I returned to Seney NWR to try for Sharp-tailed Grouse and hope for a better look at the Le Conte's Sparrows. I walked the whole three miles to the end of the C-3 pool. I did not find a Le Conte's Sparrow, but did see a Sandhill Crane along the gravel road. In addition, as I approached the 2 mile point (estimated), I flushed a grouse from the side of the road. This was a Sharp-tailed Grouse, because I could see the pointed tail as it flew west cackling. It was not a Ruffed Grouse, because when it spread its tail to land in the grass and bushes west of the pool, the tail was not banded as in Ruffed Grouse. I suspect that this grouse was a female of young bird of the year, because it lacked the white at the base of a male Sharp-tailed Grouse. I found some ripe low bush blueberries near the three mile point on the road, and enjoyed them before I walked back to my car. I'm getting plenty of exercise this year with lots of hiking and walking. On my way back to my car, I met two college students who are completing a breeding survey of Black Terns for the University of Minnesota and a graduate student working on her thesis. By the time that I got back to my car, it was about 4:00 to 4:30 pm. I decided to try a shorter hike to a wildfire area that the staff person told me about, where a Black-backed Woodpecker had been reported last fall. She was right about the Le Conte's Sparrow and Sharp-tailed Grouse. Perhaps, I would get lucky again, because sunset is not until about 10:00 pm. I arrived at the gate along the wildlife drive where I needed to start this hike. Two close-by Common Loons started calling. It was awesome! It was an easy hike back to the burn site, only about 2 miles. I was expecting a large burn site, but found minimal evidence of a recent burn. Perhaps, I was in the wrong area. On the way in, I saw an American Bittern flying, as well as a Northern Harrier. Close to the location of the burn site, I found a calling Broad-winged Hawk.

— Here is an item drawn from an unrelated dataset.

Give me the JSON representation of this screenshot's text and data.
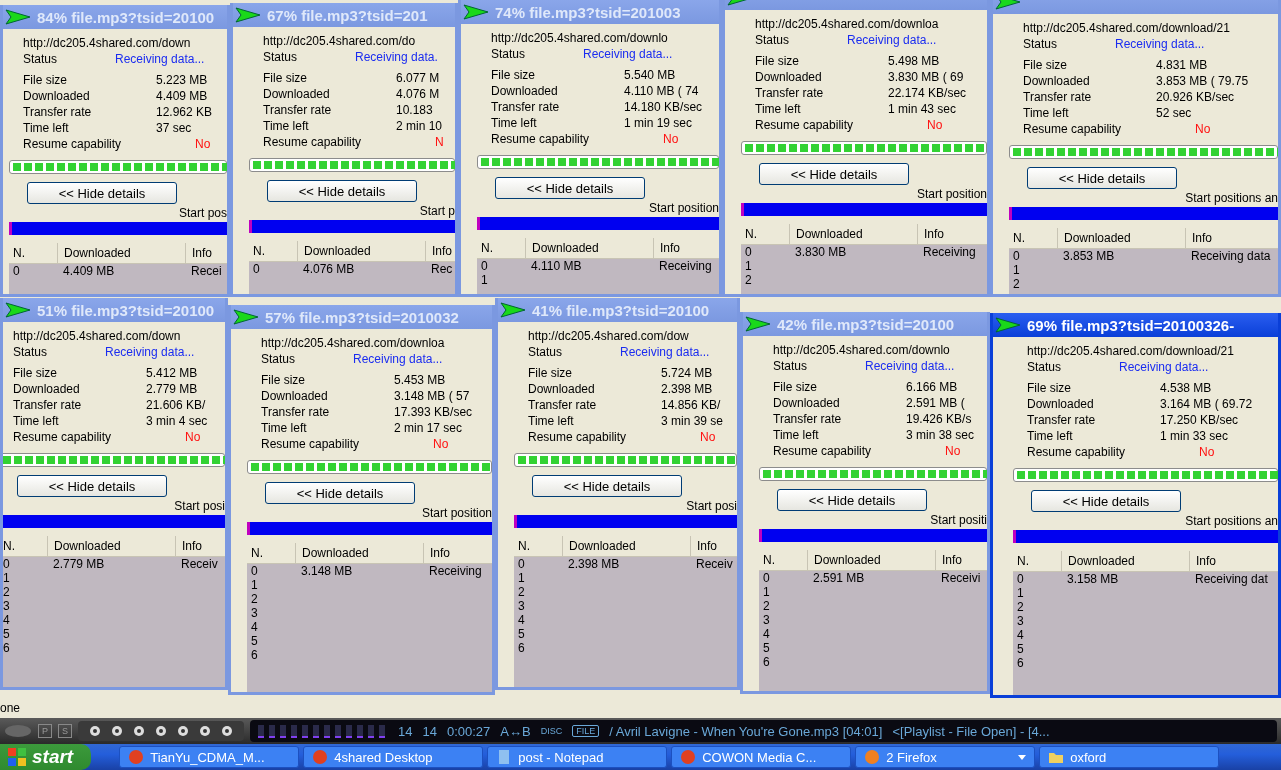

A quick note about American Bittern. Usually, they are difficult to find in Ohio. However, since I arrived in Michigan, I have seen about four American Bitterns. I saw one flying at Tuttle Marsh, and one flying when I first arrived at Seney NWR yesterday. I saw another American Bittern today at Seney NWR for a total of two today. If I needed American Bittern on my year list, Michigan surely would have been the place to come to see one.
Tomorrow will be my last day in Michigan. I will make one more try for Yellow-bellied Flycatcher in the morning and then will head south and east to New York state before heading home. As I write this entry, I am east of Cleveland, Ohio and heading shortly to New York state to try for Bicknell's Thrush on Slide Mountain in the Catskills.
Sharp-tailed Grouse is a new bird for the year, yielding a total of 535.